**What is expected**
Exclude images and print all the records verbatim.

== Segment start ==

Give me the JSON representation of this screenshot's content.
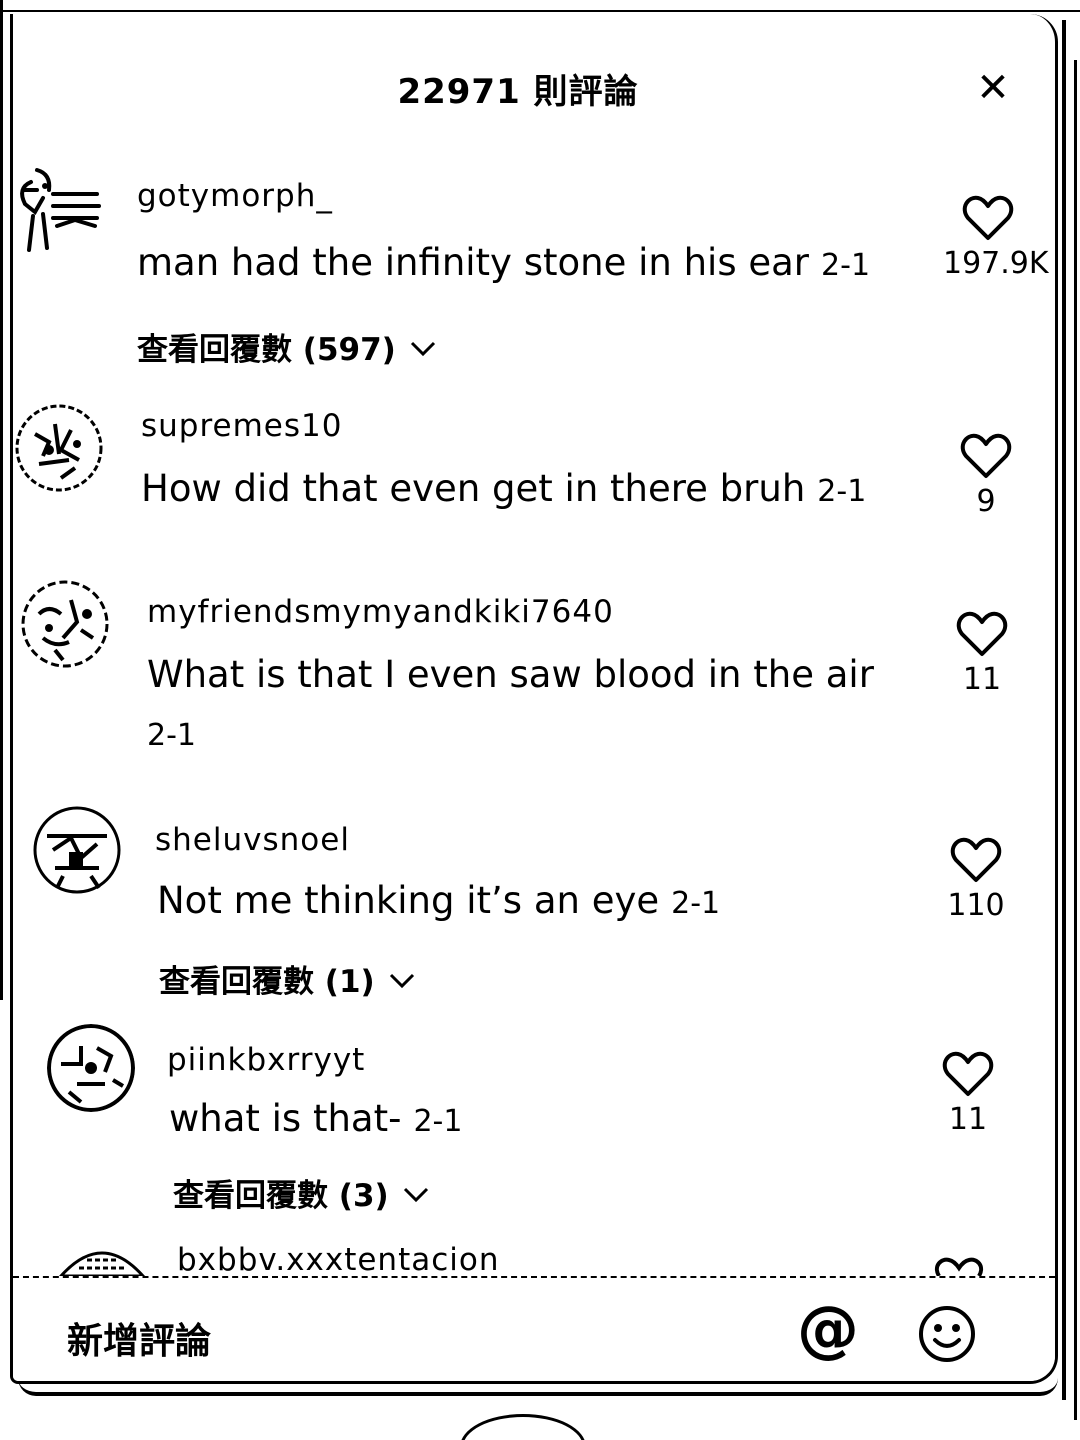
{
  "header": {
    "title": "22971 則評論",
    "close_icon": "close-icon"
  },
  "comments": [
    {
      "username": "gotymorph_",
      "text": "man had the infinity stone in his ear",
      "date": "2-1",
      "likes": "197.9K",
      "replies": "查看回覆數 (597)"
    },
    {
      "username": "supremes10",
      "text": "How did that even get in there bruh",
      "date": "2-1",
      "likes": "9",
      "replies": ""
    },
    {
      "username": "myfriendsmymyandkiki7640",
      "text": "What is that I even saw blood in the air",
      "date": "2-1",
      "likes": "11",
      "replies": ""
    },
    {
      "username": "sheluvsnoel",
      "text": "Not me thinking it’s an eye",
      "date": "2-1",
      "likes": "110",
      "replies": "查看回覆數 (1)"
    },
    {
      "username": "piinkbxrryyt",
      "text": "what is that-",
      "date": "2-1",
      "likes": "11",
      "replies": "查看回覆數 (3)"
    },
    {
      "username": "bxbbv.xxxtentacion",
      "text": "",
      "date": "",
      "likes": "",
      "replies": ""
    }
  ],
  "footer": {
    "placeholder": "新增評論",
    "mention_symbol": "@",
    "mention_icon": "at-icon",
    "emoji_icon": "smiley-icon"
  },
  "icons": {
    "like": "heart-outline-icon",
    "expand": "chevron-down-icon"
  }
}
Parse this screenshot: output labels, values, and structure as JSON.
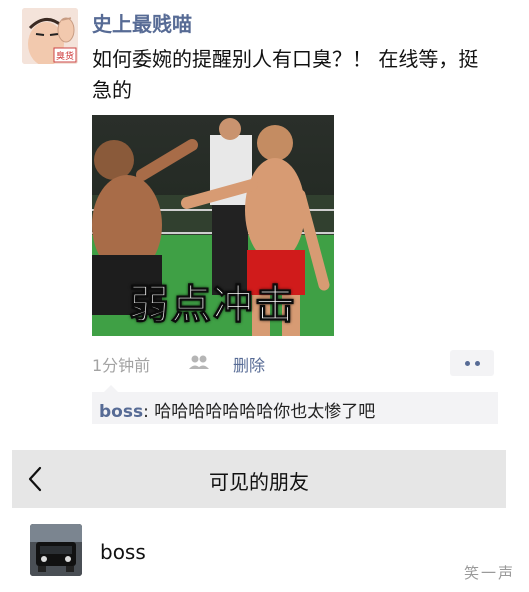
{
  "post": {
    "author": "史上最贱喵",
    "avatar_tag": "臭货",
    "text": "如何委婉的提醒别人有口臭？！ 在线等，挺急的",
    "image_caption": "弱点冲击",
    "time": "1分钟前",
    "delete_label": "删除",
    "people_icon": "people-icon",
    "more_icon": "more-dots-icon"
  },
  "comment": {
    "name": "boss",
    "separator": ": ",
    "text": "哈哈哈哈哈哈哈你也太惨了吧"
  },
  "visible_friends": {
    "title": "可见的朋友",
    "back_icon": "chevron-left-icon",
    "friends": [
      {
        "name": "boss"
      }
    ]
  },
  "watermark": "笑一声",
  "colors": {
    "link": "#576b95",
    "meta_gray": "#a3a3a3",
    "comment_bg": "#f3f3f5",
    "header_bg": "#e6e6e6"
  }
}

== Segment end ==

**Solution below**
Give me the JSON representation of this screenshot's content.
{
  "header": {
    "title": "22971 則評論",
    "close_icon": "close-icon"
  },
  "comments": [
    {
      "username": "gotymorph_",
      "text": "man had the infinity stone in his ear",
      "date": "2-1",
      "likes": "197.9K",
      "replies": "查看回覆數 (597)"
    },
    {
      "username": "supremes10",
      "text": "How did that even get in there bruh",
      "date": "2-1",
      "likes": "9",
      "replies": ""
    },
    {
      "username": "myfriendsmymyandkiki7640",
      "text": "What is that I even saw blood in the air",
      "date": "2-1",
      "likes": "11",
      "replies": ""
    },
    {
      "username": "sheluvsnoel",
      "text": "Not me thinking it’s an eye",
      "date": "2-1",
      "likes": "110",
      "replies": "查看回覆數 (1)"
    },
    {
      "username": "piinkbxrryyt",
      "text": "what is that-",
      "date": "2-1",
      "likes": "11",
      "replies": "查看回覆數 (3)"
    },
    {
      "username": "bxbbv.xxxtentacion",
      "text": "",
      "date": "",
      "likes": "",
      "replies": ""
    }
  ],
  "footer": {
    "placeholder": "新增評論",
    "mention_symbol": "@",
    "mention_icon": "at-icon",
    "emoji_icon": "smiley-icon"
  },
  "icons": {
    "like": "heart-outline-icon",
    "expand": "chevron-down-icon"
  }
}
Parse this screenshot: output labels, values, and structure as JSON.
{
  "post": {
    "author": "史上最贱喵",
    "avatar_tag": "臭货",
    "text": "如何委婉的提醒别人有口臭？！ 在线等，挺急的",
    "image_caption": "弱点冲击",
    "time": "1分钟前",
    "delete_label": "删除",
    "people_icon": "people-icon",
    "more_icon": "more-dots-icon"
  },
  "comment": {
    "name": "boss",
    "separator": ": ",
    "text": "哈哈哈哈哈哈哈你也太惨了吧"
  },
  "visible_friends": {
    "title": "可见的朋友",
    "back_icon": "chevron-left-icon",
    "friends": [
      {
        "name": "boss"
      }
    ]
  },
  "watermark": "笑一声",
  "colors": {
    "link": "#576b95",
    "meta_gray": "#a3a3a3",
    "comment_bg": "#f3f3f5",
    "header_bg": "#e6e6e6"
  }
}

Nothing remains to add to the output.